• **PROBLEM TO SOLVE**
What lines of the data hold the string "Doanh"? Pull each one out.

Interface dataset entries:
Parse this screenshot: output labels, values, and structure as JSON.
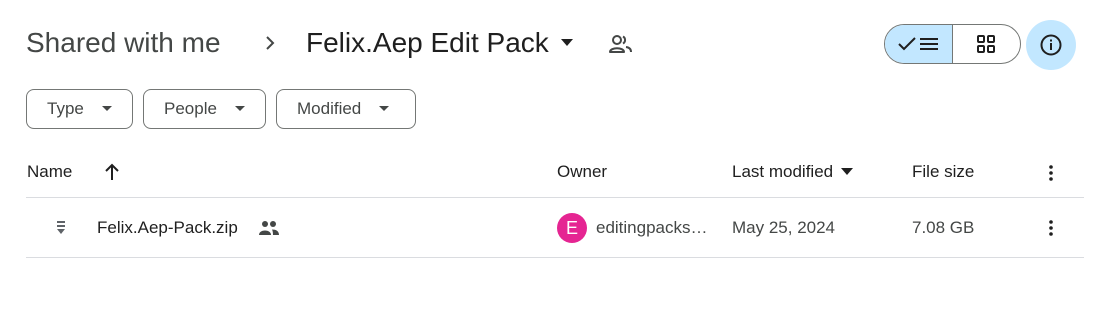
{
  "breadcrumb": {
    "root": "Shared with me",
    "current": "Felix.Aep Edit Pack"
  },
  "filters": {
    "type": "Type",
    "people": "People",
    "modified": "Modified"
  },
  "table": {
    "columns": {
      "name": "Name",
      "owner": "Owner",
      "last_modified": "Last modified",
      "file_size": "File size"
    },
    "rows": [
      {
        "name": "Felix.Aep-Pack.zip",
        "owner_initial": "E",
        "owner": "editingpacks…",
        "last_modified": "May 25, 2024",
        "file_size": "7.08 GB"
      }
    ]
  },
  "icons": {
    "sort": "arrow-up-icon",
    "file": "zip-file-icon",
    "shared": "people-icon",
    "info": "info-icon",
    "list_view": "list-view-icon",
    "grid_view": "grid-view-icon"
  },
  "colors": {
    "accent": "#c2e7ff",
    "avatar": "#e52592",
    "divider": "#dadce0"
  }
}
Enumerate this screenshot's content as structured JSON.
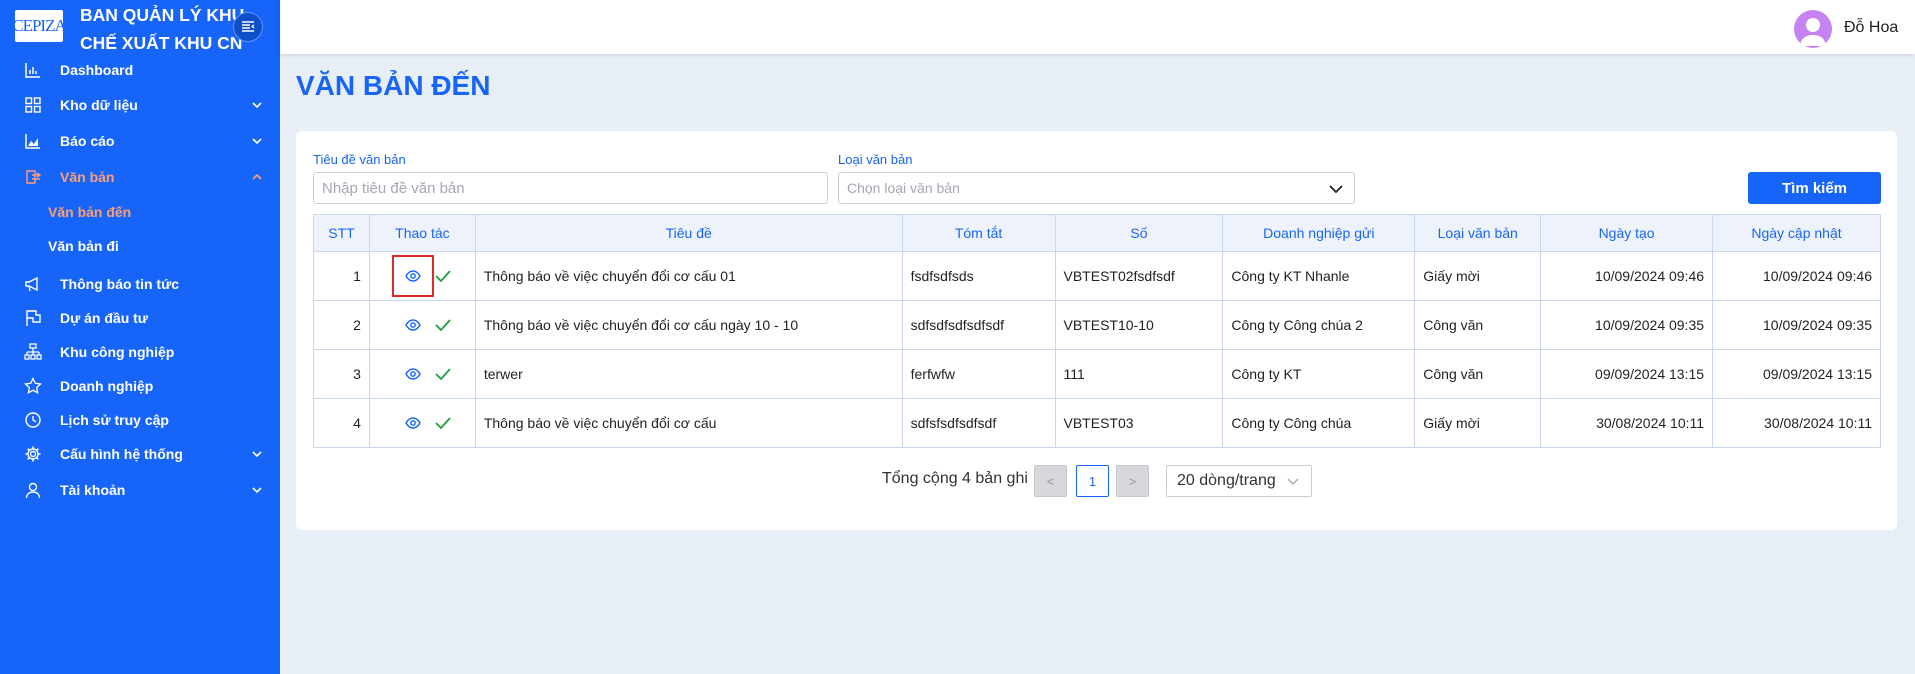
{
  "brand": {
    "logo_text": "CEPIZA",
    "title_line1": "BAN QUẢN LÝ KHU",
    "title_line2": "CHẾ XUẤT KHU CN"
  },
  "sidebar": {
    "items": [
      {
        "label": "Dashboard",
        "icon": "bar-chart-icon"
      },
      {
        "label": "Kho dữ liệu",
        "icon": "grid-icon",
        "expandable": true
      },
      {
        "label": "Báo cáo",
        "icon": "area-chart-icon",
        "expandable": true
      },
      {
        "label": "Văn bản",
        "icon": "document-swap-icon",
        "expandable": true,
        "expanded": true,
        "active": true
      },
      {
        "label": "Thông báo tin tức",
        "icon": "megaphone-icon"
      },
      {
        "label": "Dự án đầu tư",
        "icon": "flag-icon"
      },
      {
        "label": "Khu công nghiệp",
        "icon": "org-chart-icon"
      },
      {
        "label": "Doanh nghiệp",
        "icon": "star-icon"
      },
      {
        "label": "Lịch sử truy cập",
        "icon": "clock-icon"
      },
      {
        "label": "Cấu hình hệ thống",
        "icon": "gear-icon",
        "expandable": true
      },
      {
        "label": "Tài khoản",
        "icon": "user-icon",
        "expandable": true
      }
    ],
    "sub_items": [
      {
        "label": "Văn bản đến",
        "active": true
      },
      {
        "label": "Văn bản đi"
      }
    ]
  },
  "header": {
    "username": "Đỗ Hoa"
  },
  "page": {
    "title": "VĂN BẢN ĐẾN"
  },
  "filters": {
    "title_label": "Tiêu đề văn bản",
    "title_placeholder": "Nhập tiêu đề văn bản",
    "type_label": "Loại văn bản",
    "type_placeholder": "Chọn loại văn bản",
    "search_button": "Tìm kiếm"
  },
  "table": {
    "columns": [
      "STT",
      "Thao tác",
      "Tiêu đề",
      "Tóm tắt",
      "Số",
      "Doanh nghiệp gửi",
      "Loại văn bản",
      "Ngày tạo",
      "Ngày cập nhật"
    ],
    "rows": [
      {
        "stt": "1",
        "title": "Thông báo về việc chuyển đổi cơ cấu 01",
        "summary": "fsdfsdfsds",
        "number": "VBTEST02fsdfsdf",
        "company": "Công ty KT Nhanle",
        "type": "Giấy mời",
        "created": "10/09/2024 09:46",
        "updated": "10/09/2024 09:46"
      },
      {
        "stt": "2",
        "title": "Thông báo về việc chuyển đổi cơ cấu ngày 10 - 10",
        "summary": "sdfsdfsdfsdfsdf",
        "number": "VBTEST10-10",
        "company": "Công ty Công chúa 2",
        "type": "Công văn",
        "created": "10/09/2024 09:35",
        "updated": "10/09/2024 09:35"
      },
      {
        "stt": "3",
        "title": "terwer",
        "summary": "ferfwfw",
        "number": "111",
        "company": "Công ty KT",
        "type": "Công văn",
        "created": "09/09/2024 13:15",
        "updated": "09/09/2024 13:15"
      },
      {
        "stt": "4",
        "title": "Thông báo về việc chuyển đổi cơ cấu",
        "summary": "sdfsfsdfsdfsdf",
        "number": "VBTEST03",
        "company": "Công ty Công chúa",
        "type": "Giấy mời",
        "created": "30/08/2024 10:11",
        "updated": "30/08/2024 10:11"
      }
    ]
  },
  "pagination": {
    "total_text": "Tổng cộng 4 bản ghi",
    "prev": "<",
    "current_page": "1",
    "next": ">",
    "page_size": "20 dòng/trang"
  },
  "colors": {
    "primary": "#1765f8",
    "active_menu": "#ff9d73",
    "approve_check": "#1e9e3a",
    "focus_box": "#e12a2a"
  }
}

• **WRITTEN SOLUTION**
        "label": "Doanh nghiệp",
      "Doanh nghiệp gửi",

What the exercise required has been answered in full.